Andersons, the farm business consultancy, has been touring the country giving its take on farming’s future.
One of the tools it uses is a fictional farm, called Loam Farm, whose supposed profits and losses are based on the average results achieved by its clients.
Loam Farm has 600 imaginary hectares growing mainly combinable crops. The workforce is the owner, one full-time worker and casual help for harvest.
In 2017, as the value of the pound declined and commodity prices rose, the farm was reckoned to have produced a surplus, before tax, of £305/ha.
Estimates for this year based on current knowledge suggest a surplus of only £221/ha, with 2019 equally disappointing.
In other words, returns for 2018 look like being only a little above those for 2016, which achieved £140/ha after a run of similarly poor results.
Andersons admits it has no better idea than the rest of us about what Brexit will bring.
Yes, we should have government support at current levels for two or three years, although how and for what it will be allocated is not clear. But what, if anything, we get after that is anyone’s guess.
As Andersons states, every farm must strive for maximum efficiency and optimum yields and the control of costs.
And it goes on to say: “Simply not cropping the areas of the farm with the worst yield potential can make sense.”
No disrespect to Andersons, but on this farm we came to that conclusion several years ago.
We put all our headlands into wild bird mixes; we identified all the low-yielding areas that were difficult to drain, or were shaded by trees, or whatever, and included them in the farm conservation scheme, for which we received a modest sum from the government. We then tried to farm the rest as well as we could.

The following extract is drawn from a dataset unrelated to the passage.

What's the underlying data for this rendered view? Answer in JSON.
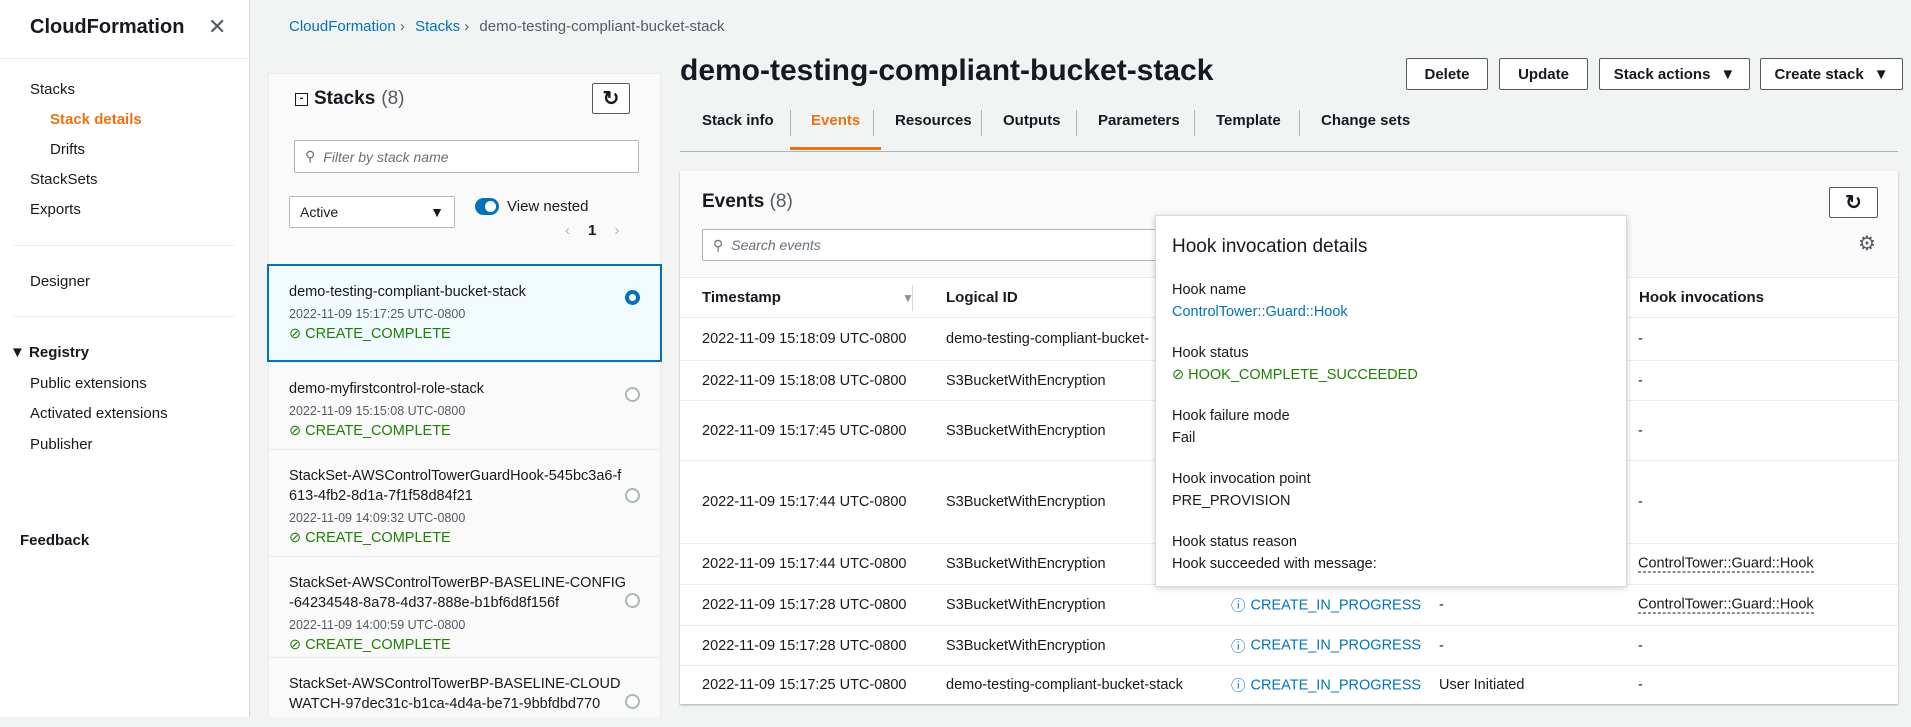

There is no doubt that such actions helped our returns, which would have been pretty poor otherwise. But having taken them we are still less than happy with our bottom line.
There’s no more poor land to take out of production and the good land does not consistently produce acceptable margins. So, what do we do now? Answers on a postcard please.
1976 all over again
Meanwhile, 2018 is beginning to feel like 1975 and 1976 all over again. As they did in those years, light-land cereals have again been decimated by lack of rain.
Sugar beet in the mid-1970s was attacked by aphids, infecting it with virus yellows. There were no neonicotinoids then and anticipated production was halved.
There was a sugar shortage and people queued for hours to buy a few pounds. The government appointed a minister for drought.
Potatoes, too, were in short supply and prices exceeded £300/t, ex farm. Some insensitive potato merchants bought Rolls-Royces with the proceeds, which did not endear them to their farmer suppliers.
Irrigation equipment flew off the shelves as light-land farmers especially prepared for such weather every year. But there was no mention of climate change.
Indeed, the late Prof Hubert Lamb, father of the Lib Dem MP, Norman, who was a meteorologist at the University of East Anglia, confidently predicted the start of another Ice Age.